-- Task requirements --
This exercise asks for an exact copy of every entry below, with pictures omitted.

Dataset rows describing interfaces:

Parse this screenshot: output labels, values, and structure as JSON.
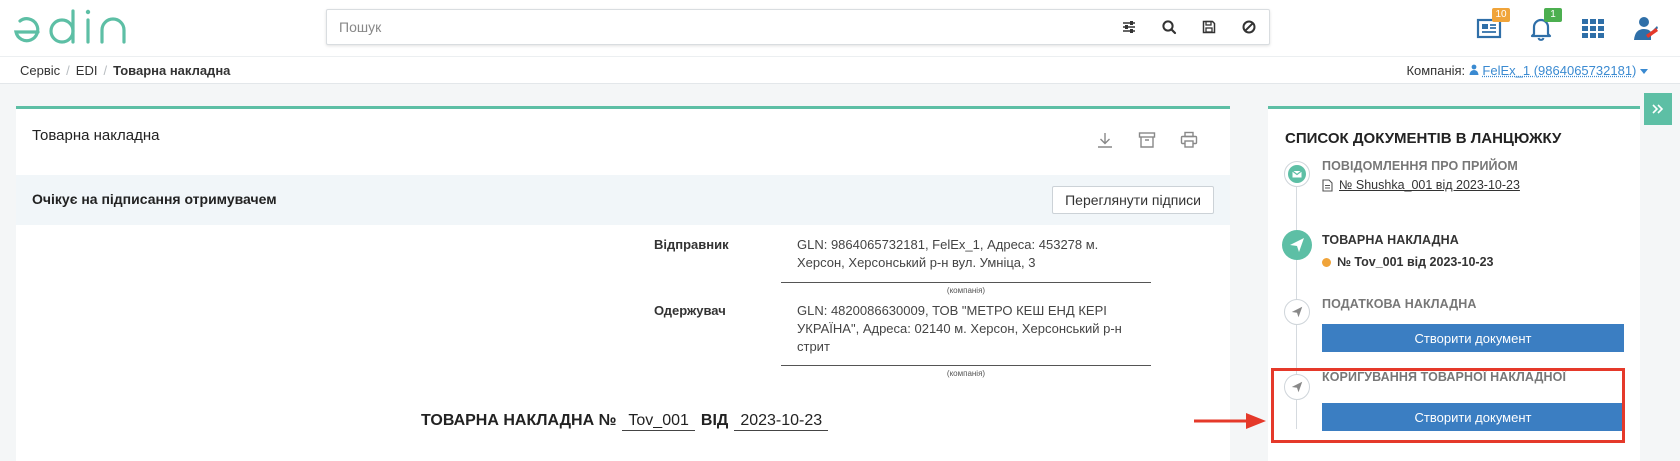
{
  "app": {
    "logo_text": "edin"
  },
  "search": {
    "placeholder": "Пошук",
    "buttons": [
      "sliders-icon",
      "search-icon",
      "save-icon",
      "ban-icon"
    ]
  },
  "header_icons": {
    "documents_badge": "10",
    "notifications_badge": "1",
    "colors": {
      "documents_badge": "#f0a43a",
      "notifications_badge": "#4caf50"
    }
  },
  "breadcrumb": {
    "items": [
      "Сервіс",
      "EDI"
    ],
    "current": "Товарна накладна"
  },
  "company": {
    "label": "Компанія:",
    "value": "FelEx_1 (9864065732181)"
  },
  "document": {
    "title": "Товарна накладна",
    "status": "Очікує на підписання отримувачем",
    "view_signatures": "Переглянути підписи",
    "sender": {
      "label": "Відправник",
      "value": "GLN: 9864065732181, FelEx_1, Адреса: 453278 м. Херсон, Херсонський р-н вул. Умніца, 3",
      "caption": "(компанія)"
    },
    "receiver": {
      "label": "Одержувач",
      "value": "GLN: 4820086630009, ТОВ \"МЕТРО КЕШ ЕНД КЕРІ УКРАЇНА\", Адреса: 02140 м. Херсон, Херсонський р-н стрит",
      "caption": "(компанія)"
    },
    "heading_prefix": "ТОВАРНА НАКЛАДНА №",
    "number": "Tov_001",
    "date_label": "ВІД",
    "date": "2023-10-23"
  },
  "chain": {
    "title": "СПИСОК ДОКУМЕНТІВ В ЛАНЦЮЖКУ",
    "items": [
      {
        "name": "ПОВІДОМЛЕННЯ ПРО ПРИЙОМ",
        "link": "№ Shushka_001 від 2023-10-23"
      },
      {
        "name": "ТОВАРНА НАКЛАДНА",
        "link": "№ Tov_001 від 2023-10-23"
      },
      {
        "name": "ПОДАТКОВА НАКЛАДНА",
        "button": "Створити документ"
      },
      {
        "name": "КОРИГУВАННЯ ТОВАРНОЇ НАКЛАДНОЇ",
        "button": "Створити документ"
      }
    ],
    "accent_color": "#5dbfa5",
    "highlight_color": "#e5392a"
  }
}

-- Problem solution --
Parse this screenshot: output labels, values, and structure as JSON.
{
  "app": {
    "logo_text": "edin"
  },
  "search": {
    "placeholder": "Пошук",
    "buttons": [
      "sliders-icon",
      "search-icon",
      "save-icon",
      "ban-icon"
    ]
  },
  "header_icons": {
    "documents_badge": "10",
    "notifications_badge": "1",
    "colors": {
      "documents_badge": "#f0a43a",
      "notifications_badge": "#4caf50"
    }
  },
  "breadcrumb": {
    "items": [
      "Сервіс",
      "EDI"
    ],
    "current": "Товарна накладна"
  },
  "company": {
    "label": "Компанія:",
    "value": "FelEx_1 (9864065732181)"
  },
  "document": {
    "title": "Товарна накладна",
    "status": "Очікує на підписання отримувачем",
    "view_signatures": "Переглянути підписи",
    "sender": {
      "label": "Відправник",
      "value": "GLN: 9864065732181, FelEx_1, Адреса: 453278 м. Херсон, Херсонський р-н вул. Умніца, 3",
      "caption": "(компанія)"
    },
    "receiver": {
      "label": "Одержувач",
      "value": "GLN: 4820086630009, ТОВ \"МЕТРО КЕШ ЕНД КЕРІ УКРАЇНА\", Адреса: 02140 м. Херсон, Херсонський р-н стрит",
      "caption": "(компанія)"
    },
    "heading_prefix": "ТОВАРНА НАКЛАДНА №",
    "number": "Tov_001",
    "date_label": "ВІД",
    "date": "2023-10-23"
  },
  "chain": {
    "title": "СПИСОК ДОКУМЕНТІВ В ЛАНЦЮЖКУ",
    "items": [
      {
        "name": "ПОВІДОМЛЕННЯ ПРО ПРИЙОМ",
        "link": "№ Shushka_001 від 2023-10-23"
      },
      {
        "name": "ТОВАРНА НАКЛАДНА",
        "link": "№ Tov_001 від 2023-10-23"
      },
      {
        "name": "ПОДАТКОВА НАКЛАДНА",
        "button": "Створити документ"
      },
      {
        "name": "КОРИГУВАННЯ ТОВАРНОЇ НАКЛАДНОЇ",
        "button": "Створити документ"
      }
    ],
    "accent_color": "#5dbfa5",
    "highlight_color": "#e5392a"
  }
}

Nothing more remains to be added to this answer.